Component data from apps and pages
* * * *

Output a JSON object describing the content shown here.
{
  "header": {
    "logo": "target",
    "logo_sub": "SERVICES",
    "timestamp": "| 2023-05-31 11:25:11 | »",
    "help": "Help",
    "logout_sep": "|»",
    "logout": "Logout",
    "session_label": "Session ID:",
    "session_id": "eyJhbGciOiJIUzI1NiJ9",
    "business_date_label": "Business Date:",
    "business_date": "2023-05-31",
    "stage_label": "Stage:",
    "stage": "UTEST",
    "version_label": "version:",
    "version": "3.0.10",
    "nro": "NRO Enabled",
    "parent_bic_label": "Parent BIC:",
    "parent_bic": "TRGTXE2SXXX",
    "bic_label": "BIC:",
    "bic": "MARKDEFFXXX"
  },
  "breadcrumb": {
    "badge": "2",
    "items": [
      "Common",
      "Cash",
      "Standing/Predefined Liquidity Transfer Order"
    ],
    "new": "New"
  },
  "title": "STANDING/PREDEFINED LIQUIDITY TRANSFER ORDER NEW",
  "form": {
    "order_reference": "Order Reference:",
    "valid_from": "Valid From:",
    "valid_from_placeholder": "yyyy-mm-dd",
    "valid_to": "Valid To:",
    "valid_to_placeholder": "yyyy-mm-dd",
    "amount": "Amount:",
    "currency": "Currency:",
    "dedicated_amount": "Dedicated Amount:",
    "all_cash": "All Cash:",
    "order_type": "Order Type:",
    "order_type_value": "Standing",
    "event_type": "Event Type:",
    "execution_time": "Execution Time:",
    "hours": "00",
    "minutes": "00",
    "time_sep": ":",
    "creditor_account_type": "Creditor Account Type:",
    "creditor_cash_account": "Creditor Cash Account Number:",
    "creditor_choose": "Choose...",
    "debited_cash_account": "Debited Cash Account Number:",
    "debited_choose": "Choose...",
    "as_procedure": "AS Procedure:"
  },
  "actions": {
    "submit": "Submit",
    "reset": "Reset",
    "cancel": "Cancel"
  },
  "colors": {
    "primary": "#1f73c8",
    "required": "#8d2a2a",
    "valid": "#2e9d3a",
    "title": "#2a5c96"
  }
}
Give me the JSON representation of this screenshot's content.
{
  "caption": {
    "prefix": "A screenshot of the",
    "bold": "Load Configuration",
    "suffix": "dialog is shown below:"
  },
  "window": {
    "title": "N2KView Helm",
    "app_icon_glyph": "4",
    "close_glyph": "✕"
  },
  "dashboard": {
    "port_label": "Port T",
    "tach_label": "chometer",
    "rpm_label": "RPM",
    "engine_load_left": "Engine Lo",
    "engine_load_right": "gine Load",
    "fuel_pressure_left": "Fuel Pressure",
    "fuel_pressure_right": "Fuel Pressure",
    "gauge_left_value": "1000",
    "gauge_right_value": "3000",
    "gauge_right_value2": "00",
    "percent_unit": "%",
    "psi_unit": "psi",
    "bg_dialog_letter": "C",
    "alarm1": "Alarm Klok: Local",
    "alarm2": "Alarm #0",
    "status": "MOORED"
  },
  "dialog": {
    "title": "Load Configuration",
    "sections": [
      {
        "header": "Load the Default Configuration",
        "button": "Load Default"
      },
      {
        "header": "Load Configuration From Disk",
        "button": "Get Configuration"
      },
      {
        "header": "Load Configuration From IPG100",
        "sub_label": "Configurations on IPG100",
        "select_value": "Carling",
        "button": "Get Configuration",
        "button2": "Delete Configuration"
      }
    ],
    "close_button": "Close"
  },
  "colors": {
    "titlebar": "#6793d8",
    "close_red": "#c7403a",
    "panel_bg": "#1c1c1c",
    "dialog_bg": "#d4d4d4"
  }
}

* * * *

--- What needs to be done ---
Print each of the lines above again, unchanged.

--- Result below ---
Output a JSON object describing the content shown here.
{
  "header": {
    "logo": "target",
    "logo_sub": "SERVICES",
    "timestamp": "| 2023-05-31 11:25:11 | »",
    "help": "Help",
    "logout_sep": "|»",
    "logout": "Logout",
    "session_label": "Session ID:",
    "session_id": "eyJhbGciOiJIUzI1NiJ9",
    "business_date_label": "Business Date:",
    "business_date": "2023-05-31",
    "stage_label": "Stage:",
    "stage": "UTEST",
    "version_label": "version:",
    "version": "3.0.10",
    "nro": "NRO Enabled",
    "parent_bic_label": "Parent BIC:",
    "parent_bic": "TRGTXE2SXXX",
    "bic_label": "BIC:",
    "bic": "MARKDEFFXXX"
  },
  "breadcrumb": {
    "badge": "2",
    "items": [
      "Common",
      "Cash",
      "Standing/Predefined Liquidity Transfer Order"
    ],
    "new": "New"
  },
  "title": "STANDING/PREDEFINED LIQUIDITY TRANSFER ORDER NEW",
  "form": {
    "order_reference": "Order Reference:",
    "valid_from": "Valid From:",
    "valid_from_placeholder": "yyyy-mm-dd",
    "valid_to": "Valid To:",
    "valid_to_placeholder": "yyyy-mm-dd",
    "amount": "Amount:",
    "currency": "Currency:",
    "dedicated_amount": "Dedicated Amount:",
    "all_cash": "All Cash:",
    "order_type": "Order Type:",
    "order_type_value": "Standing",
    "event_type": "Event Type:",
    "execution_time": "Execution Time:",
    "hours": "00",
    "minutes": "00",
    "time_sep": ":",
    "creditor_account_type": "Creditor Account Type:",
    "creditor_cash_account": "Creditor Cash Account Number:",
    "creditor_choose": "Choose...",
    "debited_cash_account": "Debited Cash Account Number:",
    "debited_choose": "Choose...",
    "as_procedure": "AS Procedure:"
  },
  "actions": {
    "submit": "Submit",
    "reset": "Reset",
    "cancel": "Cancel"
  },
  "colors": {
    "primary": "#1f73c8",
    "required": "#8d2a2a",
    "valid": "#2e9d3a",
    "title": "#2a5c96"
  }
}
Give me the JSON representation of this screenshot's content.
{
  "caption": {
    "prefix": "A screenshot of the",
    "bold": "Load Configuration",
    "suffix": "dialog is shown below:"
  },
  "window": {
    "title": "N2KView Helm",
    "app_icon_glyph": "4",
    "close_glyph": "✕"
  },
  "dashboard": {
    "port_label": "Port T",
    "tach_label": "chometer",
    "rpm_label": "RPM",
    "engine_load_left": "Engine Lo",
    "engine_load_right": "gine Load",
    "fuel_pressure_left": "Fuel Pressure",
    "fuel_pressure_right": "Fuel Pressure",
    "gauge_left_value": "1000",
    "gauge_right_value": "3000",
    "gauge_right_value2": "00",
    "percent_unit": "%",
    "psi_unit": "psi",
    "bg_dialog_letter": "C",
    "alarm1": "Alarm Klok: Local",
    "alarm2": "Alarm #0",
    "status": "MOORED"
  },
  "dialog": {
    "title": "Load Configuration",
    "sections": [
      {
        "header": "Load the Default Configuration",
        "button": "Load Default"
      },
      {
        "header": "Load Configuration From Disk",
        "button": "Get Configuration"
      },
      {
        "header": "Load Configuration From IPG100",
        "sub_label": "Configurations on IPG100",
        "select_value": "Carling",
        "button": "Get Configuration",
        "button2": "Delete Configuration"
      }
    ],
    "close_button": "Close"
  },
  "colors": {
    "titlebar": "#6793d8",
    "close_red": "#c7403a",
    "panel_bg": "#1c1c1c",
    "dialog_bg": "#d4d4d4"
  }
}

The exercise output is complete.